On August 8th the owner of the Minnesota Vikings, Zygi Wilf, announced that he and partner John Ingram- a Nashville native- would try to bring a professional soccer expansion to Nashville. I love watching soccer, and it would be exciting to have a professional team in Nashville, however, it would be best if the new franchise were built without taxpayer subsidies. Keeping taxpayer dollars out of the plans for the new team would allow Tennessee to use our taxes for other, more essential purposes-such as infrastructure.
While a new MLS team would certainly bring more attention to the city and more excitement, not all Tennessee taxpayers would be able to go to the games because of their geographic location, the ticket prices, or other factors. Thus, certain taxpayers would be paying for a stadium that they would never be able to sit in, not to mention those that would be subsidizing a team they have no interest in. A new team is also a big bet, there is no certainty that this team will be successful. That gamble shouldn’t be forced on Tennessee taxpayers. Lastly, while this attraction would likely draw new visitors to Nashville, one might argue that Nashville needs to use its tax dollars to address the issues expansive growth has already brought on, such as traffic, before seducing even more tourists without the infrastructure to host them.
MLS teams have proven to be costly, and even for teams with a huge net worth, they often finish out the year in the red. For instance, NYCFC and the New York Red Bulls are worth $185 million and $178 million respectively, however, neither team operated at a gain in 2016. In 2016 the MLS collectively had “a combined loss of -$6 million, with NYCFC (-$9 million) and the Red Bulls (-$5 million) dragging down the group” according to Forbes.
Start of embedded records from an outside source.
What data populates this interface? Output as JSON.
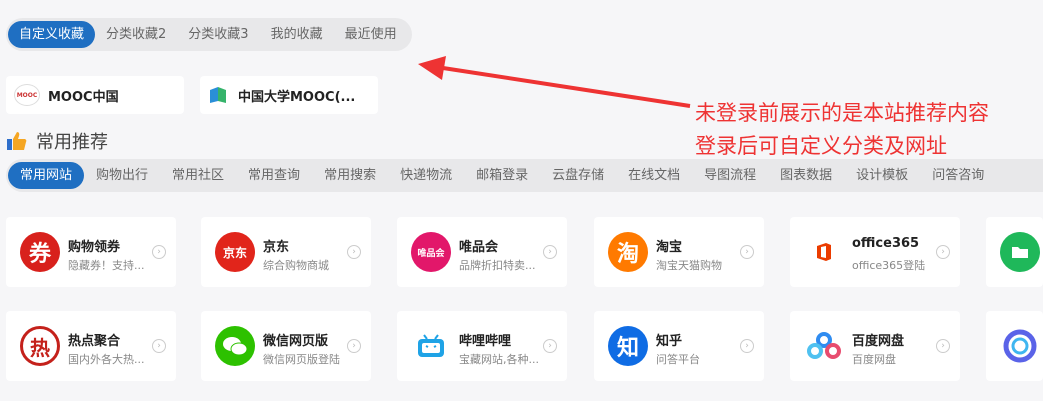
{
  "top_tabs": [
    "自定义收藏",
    "分类收藏2",
    "分类收藏3",
    "我的收藏",
    "最近使用"
  ],
  "sites": [
    {
      "name": "MOOC中国",
      "logo_text": "MOOC中国"
    },
    {
      "name": "中国大学MOOC(..."
    }
  ],
  "section": {
    "title": "常用推荐",
    "icon": "thumbs-up-icon"
  },
  "category_tabs": [
    "常用网站",
    "购物出行",
    "常用社区",
    "常用查询",
    "常用搜索",
    "快递物流",
    "邮箱登录",
    "云盘存储",
    "在线文档",
    "导图流程",
    "图表数据",
    "设计模板",
    "问答咨询"
  ],
  "cards": [
    {
      "title": "购物领券",
      "desc": "隐藏券！支持...",
      "icon": "coupon-icon",
      "glyph": "券",
      "color": "#d8211c"
    },
    {
      "title": "京东",
      "desc": "综合购物商城",
      "icon": "jd-icon",
      "glyph": "京东",
      "color": "#e1251b"
    },
    {
      "title": "唯品会",
      "desc": "品牌折扣特卖...",
      "icon": "vip-icon",
      "glyph": "唯品会",
      "color": "#e2176a"
    },
    {
      "title": "淘宝",
      "desc": "淘宝天猫购物",
      "icon": "taobao-icon",
      "glyph": "淘",
      "color": "#ff7a00"
    },
    {
      "title": "office365",
      "desc": "office365登陆",
      "icon": "office-icon",
      "glyph": "Office 365",
      "color": "#eb3c00"
    },
    {
      "title": "热点聚合",
      "desc": "国内外各大热...",
      "icon": "hot-icon",
      "glyph": "热",
      "color": "#c4211b"
    },
    {
      "title": "微信网页版",
      "desc": "微信网页版登陆",
      "icon": "wechat-icon",
      "glyph": "",
      "color": "#2dc100"
    },
    {
      "title": "哔哩哔哩",
      "desc": "宝藏网站,各种...",
      "icon": "bilibili-icon",
      "glyph": "",
      "color": "#1fa3e6"
    },
    {
      "title": "知乎",
      "desc": "问答平台",
      "icon": "zhihu-icon",
      "glyph": "知",
      "color": "#0f6ce4"
    },
    {
      "title": "百度网盘",
      "desc": "百度网盘",
      "icon": "baidu-pan-icon",
      "glyph": "",
      "color": "#2f8cf1"
    }
  ],
  "annotation": {
    "line1": "未登录前展示的是本站推荐内容",
    "line2": "登录后可自定义分类及网址"
  },
  "colors": {
    "accent": "#1f6fc2",
    "annotation": "#ee3333"
  }
}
Even in NYC, which has a huge population, it is hard to make a profit because of the cost required to get strong players, and it is often hard to completely fill a stadium. Furthermore, the TV ratings remain underwhelming despite the fact that ESPN, Fox, and Univision shelled out a combined $720 million for the rights to broadcast MLS and U.S. Soccer games from 2015-2022 . Because of both of these factors, establishing a new franchise is certainly a gamble, and Tennessee taxpayers should not be forced to risk their hard-earned money.
I’m a fan of soccer and I encourage it’s growth in America. I hope Nashville does get a team. However, I hope that the MLS expansion also keeps in mind the average Tennessee taxpayer, and does not use tax incentives to bring a team to the city.